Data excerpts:
_ _ _ _

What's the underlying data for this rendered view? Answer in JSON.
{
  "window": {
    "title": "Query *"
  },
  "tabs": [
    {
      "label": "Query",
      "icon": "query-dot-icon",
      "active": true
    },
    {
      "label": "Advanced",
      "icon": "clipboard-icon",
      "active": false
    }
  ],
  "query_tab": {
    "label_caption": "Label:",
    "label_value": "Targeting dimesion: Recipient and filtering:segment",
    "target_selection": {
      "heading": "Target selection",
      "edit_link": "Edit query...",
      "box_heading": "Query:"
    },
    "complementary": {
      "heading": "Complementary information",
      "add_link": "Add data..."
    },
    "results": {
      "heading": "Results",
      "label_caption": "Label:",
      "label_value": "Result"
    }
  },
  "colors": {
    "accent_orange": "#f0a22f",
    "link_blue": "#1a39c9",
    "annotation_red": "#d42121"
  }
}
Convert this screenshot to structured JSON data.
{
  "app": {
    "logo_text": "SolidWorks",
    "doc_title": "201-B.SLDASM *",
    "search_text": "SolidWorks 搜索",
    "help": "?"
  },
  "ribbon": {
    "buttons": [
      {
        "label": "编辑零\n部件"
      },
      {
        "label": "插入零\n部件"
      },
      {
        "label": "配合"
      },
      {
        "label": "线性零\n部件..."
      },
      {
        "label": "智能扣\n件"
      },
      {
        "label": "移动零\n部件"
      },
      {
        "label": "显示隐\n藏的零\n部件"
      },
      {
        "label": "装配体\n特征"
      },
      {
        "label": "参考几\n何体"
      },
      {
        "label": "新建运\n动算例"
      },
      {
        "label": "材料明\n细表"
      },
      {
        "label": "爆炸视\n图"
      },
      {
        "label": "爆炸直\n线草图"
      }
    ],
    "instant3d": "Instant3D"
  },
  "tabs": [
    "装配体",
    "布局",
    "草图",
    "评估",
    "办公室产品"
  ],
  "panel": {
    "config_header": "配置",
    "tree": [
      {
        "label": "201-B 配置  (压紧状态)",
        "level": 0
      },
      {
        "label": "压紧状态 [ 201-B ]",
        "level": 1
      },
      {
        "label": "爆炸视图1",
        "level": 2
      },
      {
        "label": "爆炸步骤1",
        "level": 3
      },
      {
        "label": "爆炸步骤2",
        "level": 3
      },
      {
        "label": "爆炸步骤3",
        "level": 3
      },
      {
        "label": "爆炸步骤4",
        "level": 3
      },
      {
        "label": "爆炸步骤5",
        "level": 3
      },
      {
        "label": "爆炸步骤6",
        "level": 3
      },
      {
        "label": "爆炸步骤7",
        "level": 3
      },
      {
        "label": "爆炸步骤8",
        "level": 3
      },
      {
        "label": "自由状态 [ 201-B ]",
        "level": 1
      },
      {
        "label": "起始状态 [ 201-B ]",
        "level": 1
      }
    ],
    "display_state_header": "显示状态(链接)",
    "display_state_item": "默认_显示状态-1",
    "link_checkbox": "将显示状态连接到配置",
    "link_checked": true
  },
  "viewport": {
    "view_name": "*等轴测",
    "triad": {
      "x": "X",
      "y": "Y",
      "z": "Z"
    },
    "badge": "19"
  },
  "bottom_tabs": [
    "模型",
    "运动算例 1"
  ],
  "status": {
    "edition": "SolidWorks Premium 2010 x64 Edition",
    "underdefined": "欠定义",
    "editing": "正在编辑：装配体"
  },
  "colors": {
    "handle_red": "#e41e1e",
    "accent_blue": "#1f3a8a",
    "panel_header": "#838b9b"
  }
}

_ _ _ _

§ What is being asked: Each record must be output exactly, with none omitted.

§ Task result:
What's the underlying data for this rendered view? Answer in JSON.
{
  "window": {
    "title": "Query *"
  },
  "tabs": [
    {
      "label": "Query",
      "icon": "query-dot-icon",
      "active": true
    },
    {
      "label": "Advanced",
      "icon": "clipboard-icon",
      "active": false
    }
  ],
  "query_tab": {
    "label_caption": "Label:",
    "label_value": "Targeting dimesion: Recipient and filtering:segment",
    "target_selection": {
      "heading": "Target selection",
      "edit_link": "Edit query...",
      "box_heading": "Query:"
    },
    "complementary": {
      "heading": "Complementary information",
      "add_link": "Add data..."
    },
    "results": {
      "heading": "Results",
      "label_caption": "Label:",
      "label_value": "Result"
    }
  },
  "colors": {
    "accent_orange": "#f0a22f",
    "link_blue": "#1a39c9",
    "annotation_red": "#d42121"
  }
}
Convert this screenshot to structured JSON data.
{
  "app": {
    "logo_text": "SolidWorks",
    "doc_title": "201-B.SLDASM *",
    "search_text": "SolidWorks 搜索",
    "help": "?"
  },
  "ribbon": {
    "buttons": [
      {
        "label": "编辑零\n部件"
      },
      {
        "label": "插入零\n部件"
      },
      {
        "label": "配合"
      },
      {
        "label": "线性零\n部件..."
      },
      {
        "label": "智能扣\n件"
      },
      {
        "label": "移动零\n部件"
      },
      {
        "label": "显示隐\n藏的零\n部件"
      },
      {
        "label": "装配体\n特征"
      },
      {
        "label": "参考几\n何体"
      },
      {
        "label": "新建运\n动算例"
      },
      {
        "label": "材料明\n细表"
      },
      {
        "label": "爆炸视\n图"
      },
      {
        "label": "爆炸直\n线草图"
      }
    ],
    "instant3d": "Instant3D"
  },
  "tabs": [
    "装配体",
    "布局",
    "草图",
    "评估",
    "办公室产品"
  ],
  "panel": {
    "config_header": "配置",
    "tree": [
      {
        "label": "201-B 配置  (压紧状态)",
        "level": 0
      },
      {
        "label": "压紧状态 [ 201-B ]",
        "level": 1
      },
      {
        "label": "爆炸视图1",
        "level": 2
      },
      {
        "label": "爆炸步骤1",
        "level": 3
      },
      {
        "label": "爆炸步骤2",
        "level": 3
      },
      {
        "label": "爆炸步骤3",
        "level": 3
      },
      {
        "label": "爆炸步骤4",
        "level": 3
      },
      {
        "label": "爆炸步骤5",
        "level": 3
      },
      {
        "label": "爆炸步骤6",
        "level": 3
      },
      {
        "label": "爆炸步骤7",
        "level": 3
      },
      {
        "label": "爆炸步骤8",
        "level": 3
      },
      {
        "label": "自由状态 [ 201-B ]",
        "level": 1
      },
      {
        "label": "起始状态 [ 201-B ]",
        "level": 1
      }
    ],
    "display_state_header": "显示状态(链接)",
    "display_state_item": "默认_显示状态-1",
    "link_checkbox": "将显示状态连接到配置",
    "link_checked": true
  },
  "viewport": {
    "view_name": "*等轴测",
    "triad": {
      "x": "X",
      "y": "Y",
      "z": "Z"
    },
    "badge": "19"
  },
  "bottom_tabs": [
    "模型",
    "运动算例 1"
  ],
  "status": {
    "edition": "SolidWorks Premium 2010 x64 Edition",
    "underdefined": "欠定义",
    "editing": "正在编辑：装配体"
  },
  "colors": {
    "handle_red": "#e41e1e",
    "accent_blue": "#1f3a8a",
    "panel_header": "#838b9b"
  }
}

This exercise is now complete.